Saturday, April 13, 2013

Talking Point 10: Glee Episodes

So I have always been an avid Glee watcher, so I had already seen the episodes we had to watch for this weeks Talking Point.  But it was interesting to watch them again and watch for signs of how teenagers react with one another.

One thing that I always thought this show did a good job doing was creating a new outlook and identity for people who are gay and lesbian.  I always thought that they were helping protect people but this video shows otherwise.

It's crazy what they are saying.  I am an advocate for gays and had the privilege of growing up in a community where we were very accepting of everyone.  And even when my best friend of over ten years suddenly started questioning her sexuality and began dating another girl, it was fine by me.  But I know how mean people can be, and I know how hard it is for gay youth in America.

Friday, April 12, 2013

Violence on Glee

So I am a religious Glee watcher and last nights episode reminded me of our reading of Kimmel and discussions from class:

Talking Point 9 - Hip Hop

Tricia Rose - The Hip Hop Wars - Reflection

So I'm not going to lie and say that I know anything about hip hop, because I grew up in East Greenwich, which in 99.9% white and for the most part I listened to Taylor Swift and stuff like that.  There is not a lot of violence and no gangs.  Even though we have a Main Street and below it there is the lower section of East Greenwich.  It is where the families who are on assisted living live, and everybody knows it, they have a reputation.  And that is as close to "ghetto" as we get here in East Greenwich.  When my stepdad Shaffie moved in we created a big fuss because he is so dark and it freaked people out.

Aaron and Shaffie - Summer of 2008

But when it wasn't until Shaffie moved in with us that I started thinking about hip hop in a new way.  Sure I danced to the songs at all the dances but I never really listened to what they were saying or cared enough.  We always joke that he is teaching me to become more gangster... it's not going to well, obviously.  So for his birthday one year I actually made him a "gangster mix".  And it starts out with songs that I used to think were "ghetto" way back in the day

"Ghetto Superstar" by Pras

And has explicit songs that really stands out like "Gangsta Gansta" by Lil Scrappy.

I believe that Hip Hop is becoming too commercialized and that is why you can see the shift from the first video which came out in 1998 and the second which was released in 2006.  Although I don't listen to rap music or hip hop, I can still hear the difference.  But why is it that I don't listen to this kind of music?

And while I was writing this I found this and thought I would throw it in just for giggles:

Friday, April 5, 2013

Talking Point #8: Kimmel: Masculinity, Homophobia, and Violence

It is obvious that within the past few decades that there has been a rise violence within school.  Kimmel says on page 1439
"Students report being increasingly afraid to go to school; among young people aged 12 to 24, 3 in 10 say violence has increased in their schools in the past year and nearly two-fifths have worried that a classmate was potentially violent"

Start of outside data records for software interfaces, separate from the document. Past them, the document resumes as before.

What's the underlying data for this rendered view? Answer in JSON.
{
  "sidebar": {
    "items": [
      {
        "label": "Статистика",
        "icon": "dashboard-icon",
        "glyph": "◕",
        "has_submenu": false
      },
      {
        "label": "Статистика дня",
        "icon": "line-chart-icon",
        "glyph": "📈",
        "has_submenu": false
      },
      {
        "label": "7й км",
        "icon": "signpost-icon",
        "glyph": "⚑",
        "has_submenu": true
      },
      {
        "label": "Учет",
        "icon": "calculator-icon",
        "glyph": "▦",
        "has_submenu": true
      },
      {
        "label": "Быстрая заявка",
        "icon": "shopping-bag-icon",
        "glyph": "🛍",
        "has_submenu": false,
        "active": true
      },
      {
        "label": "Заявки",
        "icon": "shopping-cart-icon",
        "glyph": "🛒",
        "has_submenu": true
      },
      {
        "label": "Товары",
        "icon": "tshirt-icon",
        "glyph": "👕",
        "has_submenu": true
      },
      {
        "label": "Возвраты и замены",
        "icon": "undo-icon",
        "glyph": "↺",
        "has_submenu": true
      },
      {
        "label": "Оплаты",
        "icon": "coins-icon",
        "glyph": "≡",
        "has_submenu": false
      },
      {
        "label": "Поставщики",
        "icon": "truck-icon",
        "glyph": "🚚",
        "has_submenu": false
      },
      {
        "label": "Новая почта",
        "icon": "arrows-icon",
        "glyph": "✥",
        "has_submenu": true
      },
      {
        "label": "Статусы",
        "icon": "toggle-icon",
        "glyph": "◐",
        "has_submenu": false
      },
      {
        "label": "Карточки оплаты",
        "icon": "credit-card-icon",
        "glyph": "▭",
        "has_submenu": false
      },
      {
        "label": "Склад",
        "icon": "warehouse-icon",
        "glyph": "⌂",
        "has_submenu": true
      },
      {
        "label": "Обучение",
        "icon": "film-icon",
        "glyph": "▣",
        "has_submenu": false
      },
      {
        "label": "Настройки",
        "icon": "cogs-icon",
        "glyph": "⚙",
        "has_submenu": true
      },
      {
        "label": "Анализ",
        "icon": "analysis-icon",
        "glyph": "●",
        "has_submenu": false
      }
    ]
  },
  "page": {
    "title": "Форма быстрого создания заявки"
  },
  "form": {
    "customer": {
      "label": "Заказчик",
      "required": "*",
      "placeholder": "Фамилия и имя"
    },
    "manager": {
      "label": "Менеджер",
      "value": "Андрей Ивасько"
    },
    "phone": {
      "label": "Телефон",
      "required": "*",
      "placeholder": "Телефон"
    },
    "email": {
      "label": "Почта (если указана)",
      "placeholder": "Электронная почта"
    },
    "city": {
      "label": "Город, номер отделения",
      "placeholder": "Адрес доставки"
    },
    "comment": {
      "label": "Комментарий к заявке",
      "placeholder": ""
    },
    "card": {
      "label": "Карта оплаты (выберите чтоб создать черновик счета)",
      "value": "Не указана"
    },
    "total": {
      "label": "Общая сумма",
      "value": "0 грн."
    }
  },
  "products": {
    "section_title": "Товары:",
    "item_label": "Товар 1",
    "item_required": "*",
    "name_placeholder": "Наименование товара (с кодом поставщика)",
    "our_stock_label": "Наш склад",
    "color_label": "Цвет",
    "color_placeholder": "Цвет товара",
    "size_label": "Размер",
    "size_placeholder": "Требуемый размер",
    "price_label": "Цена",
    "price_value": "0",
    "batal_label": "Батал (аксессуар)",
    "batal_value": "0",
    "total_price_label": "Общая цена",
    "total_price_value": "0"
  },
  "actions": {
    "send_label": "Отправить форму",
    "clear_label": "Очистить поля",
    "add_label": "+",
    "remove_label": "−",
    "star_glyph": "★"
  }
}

After reading the article I was sitting watching Law & Order SVU with Matt and it was a pretty intense episode about a teenage boy who sociopath - an individual who feels no remorse for their actions - and he ended up beating his little sister and cutting his mother with a knife.

If anybody wants to watch the episode it is the newest episode 19 from season 14:
Law & Order: Special Victims Unit: Born Psychopath

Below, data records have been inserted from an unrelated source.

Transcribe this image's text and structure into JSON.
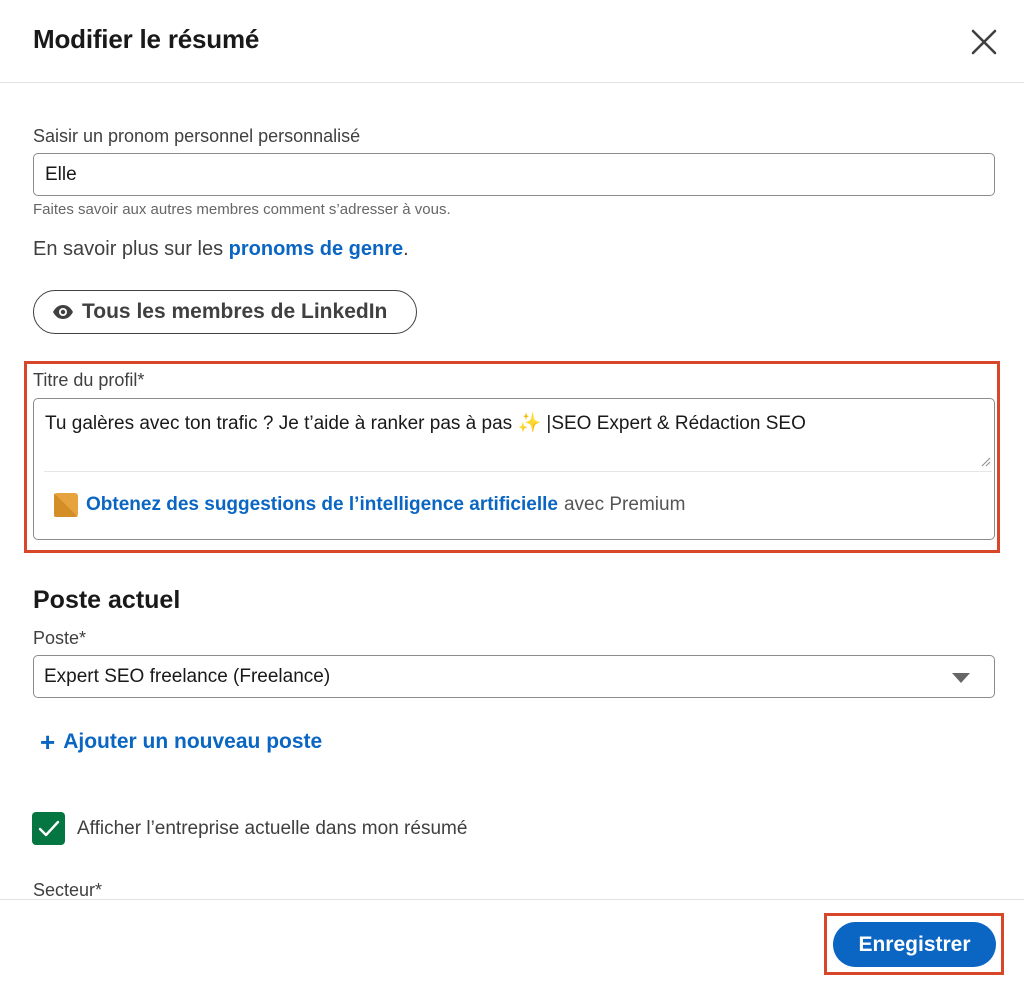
{
  "dialog": {
    "title": "Modifier le résumé",
    "close_icon": "close-icon"
  },
  "pronoun": {
    "label": "Saisir un pronom personnel personnalisé",
    "value": "Elle",
    "hint": "Faites savoir aux autres membres comment s’adresser à vous.",
    "learn_prefix": "En savoir plus sur les ",
    "learn_link": "pronoms de genre",
    "learn_suffix": "."
  },
  "visibility": {
    "icon": "eye-icon",
    "label": "Tous les membres de LinkedIn"
  },
  "headline": {
    "label": "Titre du profil*",
    "value_before": "Tu galères avec ton trafic ? Je t’aide à ranker pas à pas ",
    "sparkle": "✨",
    "value_after": " |SEO Expert & Rédaction SEO",
    "ai_icon": "premium-icon",
    "ai_link": "Obtenez des suggestions de l’intelligence artificielle",
    "ai_suffix": "avec Premium"
  },
  "current_position": {
    "section_title": "Poste actuel",
    "label": "Poste*",
    "selected": "Expert SEO freelance (Freelance)",
    "add_label": "Ajouter un nouveau poste",
    "show_company_label": "Afficher l’entreprise actuelle dans mon résumé",
    "show_company_checked": true
  },
  "industry": {
    "label": "Secteur*"
  },
  "footer": {
    "save_label": "Enregistrer"
  },
  "colors": {
    "brand_blue": "#0a66c2",
    "checkbox_green": "#057642",
    "highlight_red": "#d9472b"
  }
}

When the episode was over Matt and I talked about the article and basically I asked him what his thoughts were on the perpetrators of the shootings:

"Statistically they are white middle class males."  

I asked him the same question we asked in class: why these boys and not others:

"They have a sense of superiority and feel as though they are better, they deem themselves as elevated than those they are targeting.  Sometimes they are oppressed by those they target and eliminating that target, those who have belittled and marginalized them by choosing to show their strength, force, and superiority over them allows them to feel better than their targets"